Pharma in the Courts: Purdue Settlement Trudges On, Walgreens Battles Opioid Suit

Purdue/Drew Angerer/Getty

Courtesy of Drew Angerer/Getty Images

Arguments regarding the Purdue Pharma opioid settlement continue to be heard in court. On Friday, attorneys representing the Connecticut-based company and the Sackler family squared off against the Department of Justice over the question of whether or not legal wording can protect the family from future lawsuits.

On Friday, Bloomberg reported the Department of Justice is wrangling over a cornerstone provision of the settlement agreement that will provide a level of protection for the Sacklers against future opioid-related lawsuits. The settlement agreement locks the Sackler family into paying approximately $6 billion into the nationwide fund that will be used to manage the opioid settlement.

While the deal has been widely supported by state attorney generals, a division within the Department of Justice is questioning if the U.S. Bankruptcy Court has the power to craft an agreement that provides protection against future legal action, such as the one granted to the Sacklers.
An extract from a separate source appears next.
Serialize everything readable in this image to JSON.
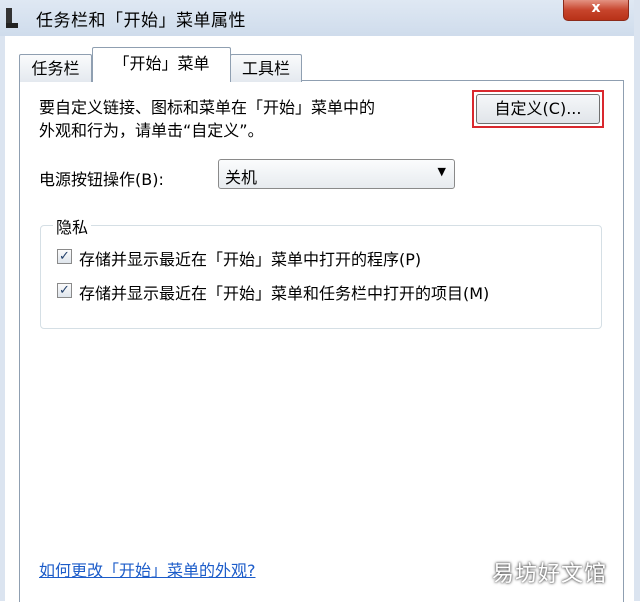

The legal question will play out in court and, if the DOJ is correct, could dismantle the opioid settlement and clog up the courts with additional opioid-related lawsuits, according to Bloomberg.

The latest settlement agreement includes a provision that the Sackler family gives up all ownership of Purdue Pharma. It will allow the company to move forward with its reorganization plan and rebrand to Knoa Pharma. A majority of the new company’s profits will be used to lessen the ongoing crisis.
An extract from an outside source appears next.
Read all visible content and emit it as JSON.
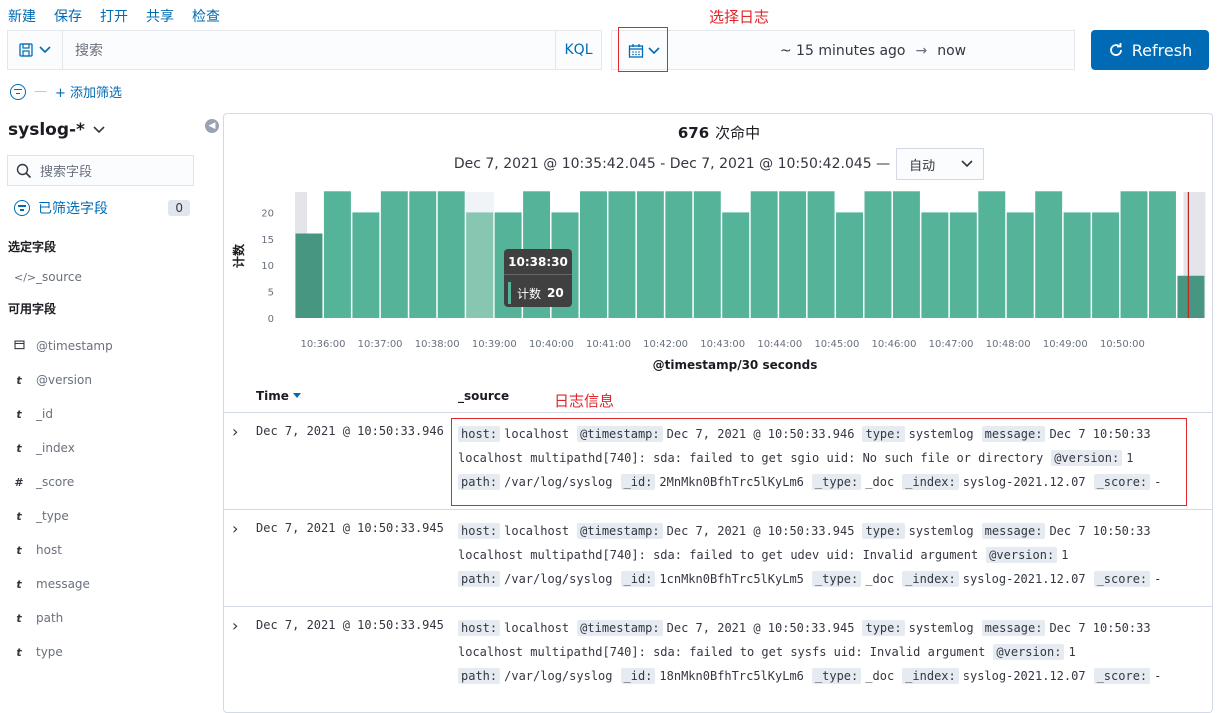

Purdue isn’t the only company to see legal action. Texas-based Natera is the subject of a securities-related class-action lawsuit that alleges the company withheld information regarding the reliability of its prenatal test, Panorama, and screening test for kidney transplant failure, Prospera.

The law firm Kessler Topaz Meltzer & Check filed the lawsuit last week alleging that the company misleadingly reassured its investors the products were reliable and accurate. The legal team pointed to several issues the company has had with its programs over the past several months that caused its stock to significantly decline. Among the concerns cited was a March 9 report issued by Hindenburg Research that alleged Natera’s revenue growth was “fueled by deceptive sales and billing practices aimed at doctors, insurance companies and expectant mothers." 

Days after the report was issued, Natera lost a court case that further eroded public confidence, the legal firm said. A jury found Natera had “intentionally and willfully misled the public by utilizing false advertisements to market Prospera in violation of federal and state laws.". The jury found Natera’s claims that Prospera was more accurate than CareDx’s competing kidney transplant test false. CareDx was awarded $44.9 million in monetary damages.

Walgreens is also in court regarding its alleged role in the opioid crisis. In a Bay Area courtroom, the pharmacy chain said it acted responsibly when providing legal medications to patients in pain and did not contribute to the opioid crisis in San Francisco.

Walgreens, along with Teva Pharmaceuticals, AbbVie and drug distributor Anda, Inc. is embroiled in a San Francisco-filed public nuisance lawsuit alleging these companies all played a significant role in fueling the opioid crisis in that city. The lawsuit said the companies failed to prevent the opioids from being diverted for illegal use, Reuters reported. A city attorney said the “entire prescription drug industry was to blame for recklessly expanding the market for opioid drugs,” according to the report.

Kate Swift, an attorney for Walgreens, said almost all of the prescriptions for opioid medications filled by their pharmacies were “written by good, well-meaning doctors.” It was appropriate for pharmacists to fill those prescriptions, Swift said in her remarks.

San Francisco has previously settled other opioid-related lawsuits with Purdue, Johnson & Johnson, Cardinal Health, McKesson and others.

In legal news of another kind, Opiant Pharmaceuticals and Hikma Pharmaceuticals have not entered into a collaborative licensing agreement for OPNT003, Nasal Nalmefene. On Friday, California-based Opiant issued a statement decrying a false press release that was posted on Cision PR Newswire. Calling the release “fake,” Opiant said that it is not involved in any discussions with Hikma of this type.

The press release in question said the two companies had entered into a $225 million agreement for Nasal Nalmefene in Europe and the UK. Cision itself issued a statement regarding the false press release. The PR wire firm said the “release was unauthorized by all parties mentioned and appears to be fraudulent.”

Back to news